EXTRACTED MATERIAL section start

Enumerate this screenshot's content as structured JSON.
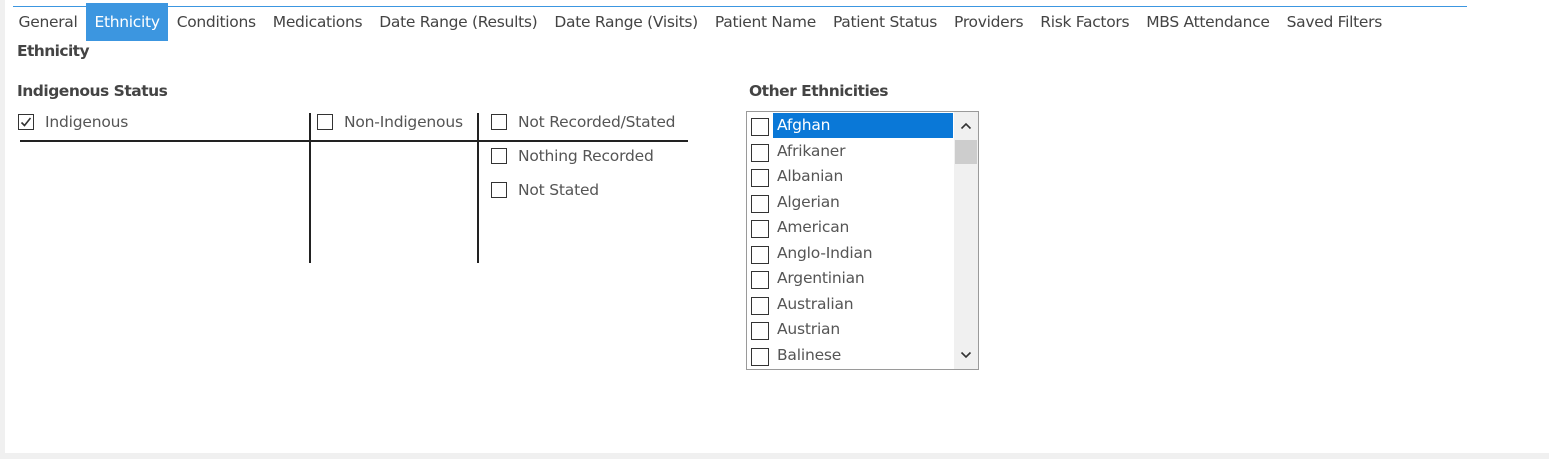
{
  "tabs": [
    {
      "label": "General",
      "active": false
    },
    {
      "label": "Ethnicity",
      "active": true
    },
    {
      "label": "Conditions",
      "active": false
    },
    {
      "label": "Medications",
      "active": false
    },
    {
      "label": "Date Range (Results)",
      "active": false
    },
    {
      "label": "Date Range (Visits)",
      "active": false
    },
    {
      "label": "Patient Name",
      "active": false
    },
    {
      "label": "Patient Status",
      "active": false
    },
    {
      "label": "Providers",
      "active": false
    },
    {
      "label": "Risk Factors",
      "active": false
    },
    {
      "label": "MBS Attendance",
      "active": false
    },
    {
      "label": "Saved Filters",
      "active": false
    }
  ],
  "section_title": "Ethnicity",
  "indigenous_status": {
    "title": "Indigenous Status",
    "options": [
      {
        "label": "Indigenous",
        "checked": true
      },
      {
        "label": "Non-Indigenous",
        "checked": false
      },
      {
        "label": "Not Recorded/Stated",
        "checked": false
      },
      {
        "label": "Nothing Recorded",
        "checked": false
      },
      {
        "label": "Not Stated",
        "checked": false
      }
    ]
  },
  "other_ethnicities": {
    "title": "Other Ethnicities",
    "items": [
      {
        "label": "Afghan",
        "checked": false,
        "selected": true
      },
      {
        "label": "Afrikaner",
        "checked": false,
        "selected": false
      },
      {
        "label": "Albanian",
        "checked": false,
        "selected": false
      },
      {
        "label": "Algerian",
        "checked": false,
        "selected": false
      },
      {
        "label": "American",
        "checked": false,
        "selected": false
      },
      {
        "label": "Anglo-Indian",
        "checked": false,
        "selected": false
      },
      {
        "label": "Argentinian",
        "checked": false,
        "selected": false
      },
      {
        "label": "Australian",
        "checked": false,
        "selected": false
      },
      {
        "label": "Austrian",
        "checked": false,
        "selected": false
      },
      {
        "label": "Balinese",
        "checked": false,
        "selected": false
      }
    ]
  },
  "colors": {
    "accent": "#3c96e0",
    "selection": "#0a78d7"
  }
}
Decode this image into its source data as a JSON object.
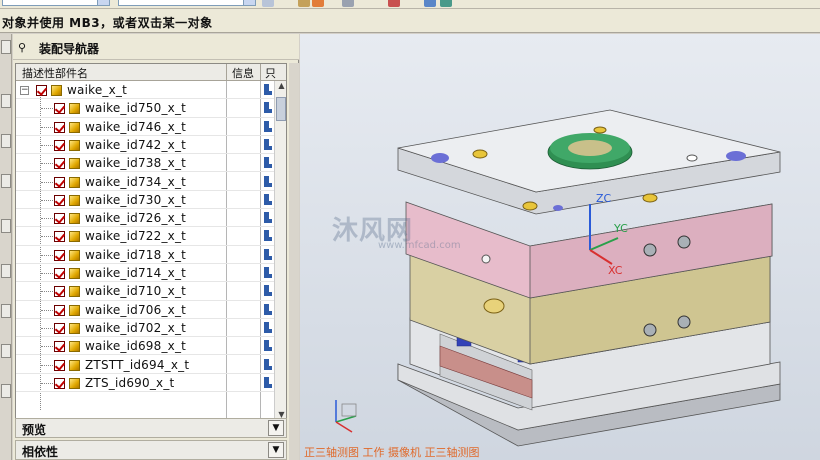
{
  "statusline": {
    "prompt": "对象并使用 MB3，或者双击某一对象"
  },
  "navigator": {
    "title": "装配导航器",
    "columns": {
      "name": "描述性部件名",
      "info": "信息",
      "readonly": "只"
    },
    "root": "waike_x_t",
    "parts": [
      "waike_id750_x_t",
      "waike_id746_x_t",
      "waike_id742_x_t",
      "waike_id738_x_t",
      "waike_id734_x_t",
      "waike_id730_x_t",
      "waike_id726_x_t",
      "waike_id722_x_t",
      "waike_id718_x_t",
      "waike_id714_x_t",
      "waike_id710_x_t",
      "waike_id706_x_t",
      "waike_id702_x_t",
      "waike_id698_x_t",
      "ZTSTT_id694_x_t",
      "ZTS_id690_x_t"
    ],
    "sections": {
      "preview": "预览",
      "dependencies": "相依性"
    }
  },
  "viewport": {
    "axis_z": "ZC",
    "axis_y": "YC",
    "axis_x": "XC",
    "watermark_brand": "沐风网",
    "watermark_url": "www.mfcad.com",
    "view_status": "正三轴测图 工作 摄像机 正三轴测图"
  },
  "colors": {
    "plate_top": "#e9ebee",
    "plate_pink": "#e4b4c3",
    "plate_yellow": "#d8cfa4",
    "ring_green": "#2f8f52",
    "marker_blue": "#6b6fd6"
  },
  "icons": [
    "pin-icon",
    "checkbox-icon",
    "part-cube-icon",
    "readonly-icon",
    "chevron-down-icon"
  ]
}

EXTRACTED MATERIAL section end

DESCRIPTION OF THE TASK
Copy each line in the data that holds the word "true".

OUTPUT
      "active": true
        "checked": true
        "selected": true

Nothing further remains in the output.